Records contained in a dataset
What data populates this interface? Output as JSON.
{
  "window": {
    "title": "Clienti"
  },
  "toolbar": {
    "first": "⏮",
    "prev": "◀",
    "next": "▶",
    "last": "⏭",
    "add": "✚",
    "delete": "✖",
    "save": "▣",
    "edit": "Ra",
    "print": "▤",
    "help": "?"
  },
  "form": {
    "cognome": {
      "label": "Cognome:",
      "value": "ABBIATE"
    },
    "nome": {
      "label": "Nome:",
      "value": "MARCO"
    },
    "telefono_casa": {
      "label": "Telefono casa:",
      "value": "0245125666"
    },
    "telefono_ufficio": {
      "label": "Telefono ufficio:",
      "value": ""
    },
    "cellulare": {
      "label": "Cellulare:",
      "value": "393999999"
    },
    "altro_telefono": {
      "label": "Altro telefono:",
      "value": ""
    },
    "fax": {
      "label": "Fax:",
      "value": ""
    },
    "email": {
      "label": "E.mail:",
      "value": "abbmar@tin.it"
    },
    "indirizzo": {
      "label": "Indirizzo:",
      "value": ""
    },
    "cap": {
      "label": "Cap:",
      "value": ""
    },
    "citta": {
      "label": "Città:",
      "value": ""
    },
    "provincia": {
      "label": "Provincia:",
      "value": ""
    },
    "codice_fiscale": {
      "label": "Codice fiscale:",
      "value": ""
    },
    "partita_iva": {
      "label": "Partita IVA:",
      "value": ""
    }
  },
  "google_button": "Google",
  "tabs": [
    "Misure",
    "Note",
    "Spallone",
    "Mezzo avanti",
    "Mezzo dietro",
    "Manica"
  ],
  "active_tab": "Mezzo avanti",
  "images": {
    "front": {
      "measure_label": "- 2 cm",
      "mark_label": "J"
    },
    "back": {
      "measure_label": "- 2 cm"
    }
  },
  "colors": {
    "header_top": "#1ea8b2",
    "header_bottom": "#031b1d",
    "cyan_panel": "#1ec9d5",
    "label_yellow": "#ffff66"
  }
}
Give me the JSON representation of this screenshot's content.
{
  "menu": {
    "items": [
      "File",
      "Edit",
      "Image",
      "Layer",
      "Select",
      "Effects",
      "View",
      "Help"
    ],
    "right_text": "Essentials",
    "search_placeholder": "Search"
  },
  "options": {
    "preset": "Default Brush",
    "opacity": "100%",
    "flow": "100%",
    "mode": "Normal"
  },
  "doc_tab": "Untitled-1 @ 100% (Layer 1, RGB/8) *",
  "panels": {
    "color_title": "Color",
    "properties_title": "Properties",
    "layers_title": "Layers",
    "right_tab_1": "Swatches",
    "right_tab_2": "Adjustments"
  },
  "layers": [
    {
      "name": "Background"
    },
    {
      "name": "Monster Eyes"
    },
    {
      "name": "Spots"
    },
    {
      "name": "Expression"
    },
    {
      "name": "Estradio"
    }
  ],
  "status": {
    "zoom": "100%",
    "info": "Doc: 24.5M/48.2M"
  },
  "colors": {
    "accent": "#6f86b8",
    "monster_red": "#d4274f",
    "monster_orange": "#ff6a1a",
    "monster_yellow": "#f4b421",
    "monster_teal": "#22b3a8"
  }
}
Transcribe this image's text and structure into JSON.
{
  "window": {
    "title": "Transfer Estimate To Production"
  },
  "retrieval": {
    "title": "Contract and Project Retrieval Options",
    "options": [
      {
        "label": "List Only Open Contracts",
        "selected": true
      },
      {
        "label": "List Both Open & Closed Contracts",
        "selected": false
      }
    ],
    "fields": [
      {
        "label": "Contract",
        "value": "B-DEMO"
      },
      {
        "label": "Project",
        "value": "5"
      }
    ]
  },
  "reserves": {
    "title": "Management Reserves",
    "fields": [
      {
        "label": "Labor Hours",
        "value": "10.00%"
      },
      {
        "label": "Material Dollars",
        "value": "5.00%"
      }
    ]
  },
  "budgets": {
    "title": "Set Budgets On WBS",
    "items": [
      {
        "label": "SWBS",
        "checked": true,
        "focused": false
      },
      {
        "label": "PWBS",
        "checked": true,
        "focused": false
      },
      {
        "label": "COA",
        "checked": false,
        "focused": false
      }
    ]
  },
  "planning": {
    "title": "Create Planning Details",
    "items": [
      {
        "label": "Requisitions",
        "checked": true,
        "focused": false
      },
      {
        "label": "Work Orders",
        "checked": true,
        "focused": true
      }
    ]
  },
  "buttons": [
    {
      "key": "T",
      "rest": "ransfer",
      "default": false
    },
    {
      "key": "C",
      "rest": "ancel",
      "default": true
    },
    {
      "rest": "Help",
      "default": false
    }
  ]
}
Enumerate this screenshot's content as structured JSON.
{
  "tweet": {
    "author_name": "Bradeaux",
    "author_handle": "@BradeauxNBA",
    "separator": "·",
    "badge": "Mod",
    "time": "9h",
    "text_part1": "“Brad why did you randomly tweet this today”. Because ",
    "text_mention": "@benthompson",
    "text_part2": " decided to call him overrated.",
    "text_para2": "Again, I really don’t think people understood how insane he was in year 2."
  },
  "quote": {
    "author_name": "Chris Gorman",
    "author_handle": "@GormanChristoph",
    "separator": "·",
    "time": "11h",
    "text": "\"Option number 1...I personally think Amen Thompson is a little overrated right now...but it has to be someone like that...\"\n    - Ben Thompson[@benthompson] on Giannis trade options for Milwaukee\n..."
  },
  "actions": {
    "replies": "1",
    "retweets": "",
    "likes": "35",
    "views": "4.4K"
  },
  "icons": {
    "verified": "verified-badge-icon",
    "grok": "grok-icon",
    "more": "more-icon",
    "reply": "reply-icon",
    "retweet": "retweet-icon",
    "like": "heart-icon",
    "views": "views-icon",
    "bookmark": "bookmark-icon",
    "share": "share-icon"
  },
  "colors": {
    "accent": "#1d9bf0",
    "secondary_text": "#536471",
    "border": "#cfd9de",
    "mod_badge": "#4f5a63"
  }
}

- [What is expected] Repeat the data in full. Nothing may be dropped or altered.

- [Reply to the exercise]
What data populates this interface? Output as JSON.
{
  "window": {
    "title": "Clienti"
  },
  "toolbar": {
    "first": "⏮",
    "prev": "◀",
    "next": "▶",
    "last": "⏭",
    "add": "✚",
    "delete": "✖",
    "save": "▣",
    "edit": "Ra",
    "print": "▤",
    "help": "?"
  },
  "form": {
    "cognome": {
      "label": "Cognome:",
      "value": "ABBIATE"
    },
    "nome": {
      "label": "Nome:",
      "value": "MARCO"
    },
    "telefono_casa": {
      "label": "Telefono casa:",
      "value": "0245125666"
    },
    "telefono_ufficio": {
      "label": "Telefono ufficio:",
      "value": ""
    },
    "cellulare": {
      "label": "Cellulare:",
      "value": "393999999"
    },
    "altro_telefono": {
      "label": "Altro telefono:",
      "value": ""
    },
    "fax": {
      "label": "Fax:",
      "value": ""
    },
    "email": {
      "label": "E.mail:",
      "value": "abbmar@tin.it"
    },
    "indirizzo": {
      "label": "Indirizzo:",
      "value": ""
    },
    "cap": {
      "label": "Cap:",
      "value": ""
    },
    "citta": {
      "label": "Città:",
      "value": ""
    },
    "provincia": {
      "label": "Provincia:",
      "value": ""
    },
    "codice_fiscale": {
      "label": "Codice fiscale:",
      "value": ""
    },
    "partita_iva": {
      "label": "Partita IVA:",
      "value": ""
    }
  },
  "google_button": "Google",
  "tabs": [
    "Misure",
    "Note",
    "Spallone",
    "Mezzo avanti",
    "Mezzo dietro",
    "Manica"
  ],
  "active_tab": "Mezzo avanti",
  "images": {
    "front": {
      "measure_label": "- 2 cm",
      "mark_label": "J"
    },
    "back": {
      "measure_label": "- 2 cm"
    }
  },
  "colors": {
    "header_top": "#1ea8b2",
    "header_bottom": "#031b1d",
    "cyan_panel": "#1ec9d5",
    "label_yellow": "#ffff66"
  }
}
Give me the JSON representation of this screenshot's content.
{
  "menu": {
    "items": [
      "File",
      "Edit",
      "Image",
      "Layer",
      "Select",
      "Effects",
      "View",
      "Help"
    ],
    "right_text": "Essentials",
    "search_placeholder": "Search"
  },
  "options": {
    "preset": "Default Brush",
    "opacity": "100%",
    "flow": "100%",
    "mode": "Normal"
  },
  "doc_tab": "Untitled-1 @ 100% (Layer 1, RGB/8) *",
  "panels": {
    "color_title": "Color",
    "properties_title": "Properties",
    "layers_title": "Layers",
    "right_tab_1": "Swatches",
    "right_tab_2": "Adjustments"
  },
  "layers": [
    {
      "name": "Background"
    },
    {
      "name": "Monster Eyes"
    },
    {
      "name": "Spots"
    },
    {
      "name": "Expression"
    },
    {
      "name": "Estradio"
    }
  ],
  "status": {
    "zoom": "100%",
    "info": "Doc: 24.5M/48.2M"
  },
  "colors": {
    "accent": "#6f86b8",
    "monster_red": "#d4274f",
    "monster_orange": "#ff6a1a",
    "monster_yellow": "#f4b421",
    "monster_teal": "#22b3a8"
  }
}
Transcribe this image's text and structure into JSON.
{
  "window": {
    "title": "Transfer Estimate To Production"
  },
  "retrieval": {
    "title": "Contract and Project Retrieval Options",
    "options": [
      {
        "label": "List Only Open Contracts",
        "selected": true
      },
      {
        "label": "List Both Open & Closed Contracts",
        "selected": false
      }
    ],
    "fields": [
      {
        "label": "Contract",
        "value": "B-DEMO"
      },
      {
        "label": "Project",
        "value": "5"
      }
    ]
  },
  "reserves": {
    "title": "Management Reserves",
    "fields": [
      {
        "label": "Labor Hours",
        "value": "10.00%"
      },
      {
        "label": "Material Dollars",
        "value": "5.00%"
      }
    ]
  },
  "budgets": {
    "title": "Set Budgets On WBS",
    "items": [
      {
        "label": "SWBS",
        "checked": true,
        "focused": false
      },
      {
        "label": "PWBS",
        "checked": true,
        "focused": false
      },
      {
        "label": "COA",
        "checked": false,
        "focused": false
      }
    ]
  },
  "planning": {
    "title": "Create Planning Details",
    "items": [
      {
        "label": "Requisitions",
        "checked": true,
        "focused": false
      },
      {
        "label": "Work Orders",
        "checked": true,
        "focused": true
      }
    ]
  },
  "buttons": [
    {
      "key": "T",
      "rest": "ransfer",
      "default": false
    },
    {
      "key": "C",
      "rest": "ancel",
      "default": true
    },
    {
      "rest": "Help",
      "default": false
    }
  ]
}
Enumerate this screenshot's content as structured JSON.
{
  "tweet": {
    "author_name": "Bradeaux",
    "author_handle": "@BradeauxNBA",
    "separator": "·",
    "badge": "Mod",
    "time": "9h",
    "text_part1": "“Brad why did you randomly tweet this today”. Because ",
    "text_mention": "@benthompson",
    "text_part2": " decided to call him overrated.",
    "text_para2": "Again, I really don’t think people understood how insane he was in year 2."
  },
  "quote": {
    "author_name": "Chris Gorman",
    "author_handle": "@GormanChristoph",
    "separator": "·",
    "time": "11h",
    "text": "\"Option number 1...I personally think Amen Thompson is a little overrated right now...but it has to be someone like that...\"\n    - Ben Thompson[@benthompson] on Giannis trade options for Milwaukee\n..."
  },
  "actions": {
    "replies": "1",
    "retweets": "",
    "likes": "35",
    "views": "4.4K"
  },
  "icons": {
    "verified": "verified-badge-icon",
    "grok": "grok-icon",
    "more": "more-icon",
    "reply": "reply-icon",
    "retweet": "retweet-icon",
    "like": "heart-icon",
    "views": "views-icon",
    "bookmark": "bookmark-icon",
    "share": "share-icon"
  },
  "colors": {
    "accent": "#1d9bf0",
    "secondary_text": "#536471",
    "border": "#cfd9de",
    "mod_badge": "#4f5a63"
  }
}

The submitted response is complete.